The APG-83-equipped F-16s from Joint Base Andrews flew in DoD’s Guardian Shield 20-02 exercise on Sept. 21-25 in what the Air Force said was “the largest live-fly cruise missile defense exercise ever held by the Department of Defense.” During the exercise, the F-16s, along with F-22s and Boeing [BA] F-15s, flew to defend Wallops Island, Va., against a force of Northrop Grumman T-38 Talon and Aero Vodochody L-159 Honey Badger aircraft simulating cruise missile attacks.

The more than 50 aircraft in Guardian Shield 20-02 also included Air Force Reserve KC-135 and KC-46 tankers from McConnell Air Force Base, Kan.

“Each day, the scenario was made more difficult in order to validate TTPs (tactics, techniques, and procedures) against current threats while also building tactics to address emerging adversary capabilities,” the Air Force said.

Lt. Col. Christopher Wilson, commander of the 121st Fighter Squadron of the D.C. Air National Guard 113th Wing, said in a statement that “NASA’s Wallops Flight Facility served as the simulated austere environment where we had our expert maintenance personnel rapidly regenerate aircraft by refueling and rearming them.”

“We tested how quickly we could get those aircraft airborne again in order to generate combat air power in a contingency environment,” he said.

Procurement of the APG-83 radars for F-16 modernization looks to continue in the coming years.

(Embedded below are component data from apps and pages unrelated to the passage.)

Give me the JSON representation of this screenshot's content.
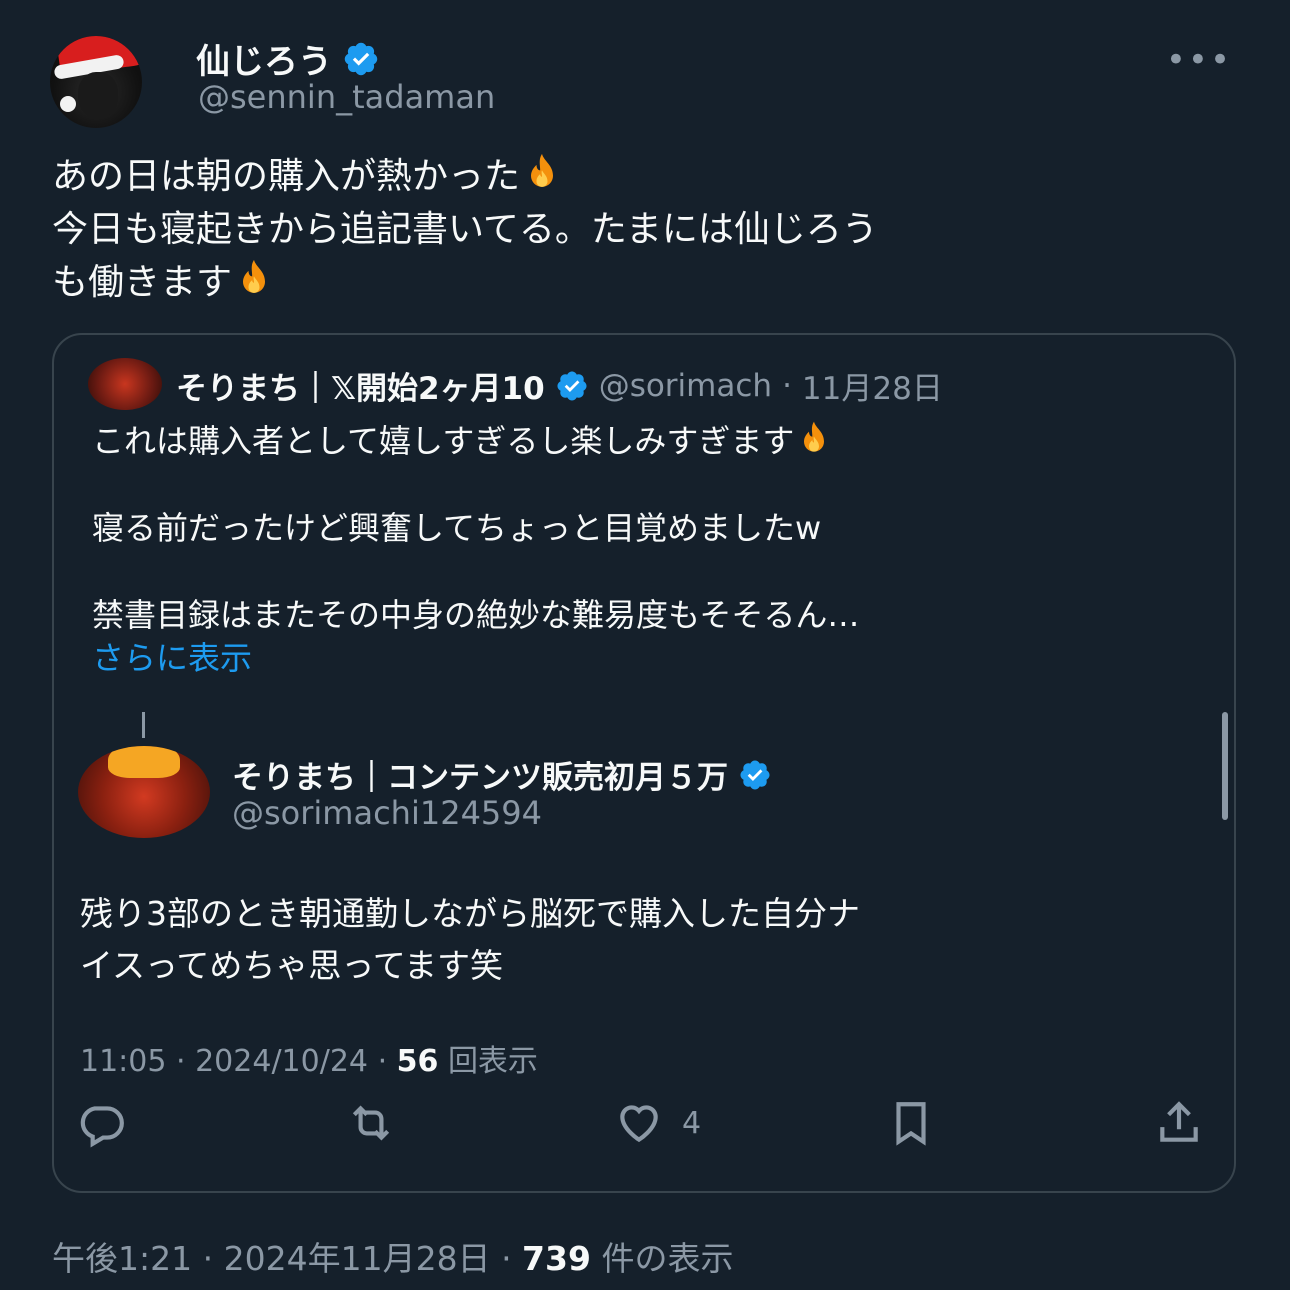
{
  "author": {
    "display_name": "仙じろう",
    "handle": "@sennin_tadaman"
  },
  "tweet": {
    "lines": [
      "あの日は朝の購入が熱かった",
      "今日も寝起きから追記書いてる。たまには仙じろう",
      "も働きます"
    ]
  },
  "quote": {
    "display_name": "そりまち｜𝕏開始2ヶ月10",
    "handle": "@sorimach",
    "date": "11月28日",
    "text": {
      "line1": "これは購入者として嬉しすぎるし楽しみすぎます",
      "line2": "寝る前だったけど興奮してちょっと目覚めましたw",
      "line3": "禁書目録はまたその中身の絶妙な難易度もそそるん…",
      "show_more": "さらに表示"
    },
    "inner": {
      "display_name": "そりまち｜コンテンツ販売初月５万",
      "handle": "@sorimachi124594",
      "text_line1": "残り3部のとき朝通勤しながら脳死で購入した自分ナ",
      "text_line2": "イスってめちゃ思ってます笑",
      "time": "11:05",
      "date": "2024/10/24",
      "views_count": "56",
      "views_label": "回表示",
      "like_count": "4"
    }
  },
  "footer": {
    "time": "午後1:21",
    "date": "2024年11月28日",
    "views_count": "739",
    "views_label": "件の表示"
  },
  "colors": {
    "background": "#15202b",
    "text": "#f7f9f9",
    "secondary": "#8b98a5",
    "link": "#1d9bf0",
    "verified": "#1d9bf0",
    "border": "#38444d"
  },
  "icons": [
    "more-icon",
    "verified-badge-icon",
    "fire-emoji-icon",
    "reply-icon",
    "retweet-icon",
    "like-icon",
    "bookmark-icon",
    "share-icon"
  ]
}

The House Appropriations Committee’s version of the fiscal 2021 funding bill added $75 million for the procurement of the APG-83 radars for the ANG.

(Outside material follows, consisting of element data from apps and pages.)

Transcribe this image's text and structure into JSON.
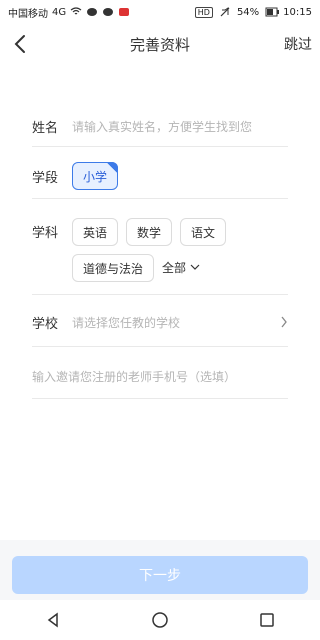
{
  "statusbar": {
    "carrier": "中国移动",
    "signal": "4G",
    "battery": "54%",
    "time": "10:15",
    "hd": "HD"
  },
  "header": {
    "title": "完善资料",
    "skip_label": "跳过"
  },
  "form": {
    "name": {
      "label": "姓名",
      "placeholder": "请输入真实姓名，方便学生找到您"
    },
    "stage": {
      "label": "学段",
      "options": [
        "小学"
      ],
      "selected": "小学"
    },
    "subject": {
      "label": "学科",
      "options": [
        "英语",
        "数学",
        "语文",
        "道德与法治"
      ],
      "all_label": "全部"
    },
    "school": {
      "label": "学校",
      "placeholder": "请选择您任教的学校"
    },
    "invite": {
      "placeholder": "输入邀请您注册的老师手机号（选填）"
    }
  },
  "footer": {
    "next_label": "下一步"
  },
  "colors": {
    "accent": "#3d7be8",
    "button_disabled": "#b9d6ff"
  }
}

The AESA program for the F-16s may cost $1.8 billion overall, as the F-16s are also to receive upgradable software to extend F-16 service life for another 20 years and to ease F-16 operations in electronic warfare-contested environments.

On July 2, the Operational Flight Program Combined Test Force, 40th Flight Test Squadron and the 85th Test and Evaluation Squadron at Eglin AFB, Fla., for the first time tested the APG-83 in a four-ship formation to see how the radar would perform in combat, whether there was any radar interference, and whether the formation improved or degraded the individual aircraft’s radar signals.

The APG-83 radar, which allows detection out to 65 nautical miles, is one of 13 F-16 simultaneous upgrades for the F-16 fleet, which has not seen new hardware in years, according to pilots. Such other upgrades include a Lockheed Martin automatic ground-collision avoidance system(AGCAS), the Raytheon Technologies [RTX] ALR-69A digital radar warning receiver, the Advanced Identification Friend or Foe Mode 5 NATO standard, and a communications suite upgrade for the Collins Aerospace [RTX] ARC-210 satellite communications radios in F-16s.

While the F-16 AESA upgrade was envisioned to cost $1 million per aircraft, the decline in radar competitors has meant that the cost has ballooned per plane, according to the Teal Group.

Just two companies–Northrop Grumman and Raytheon–build big ticket military radars.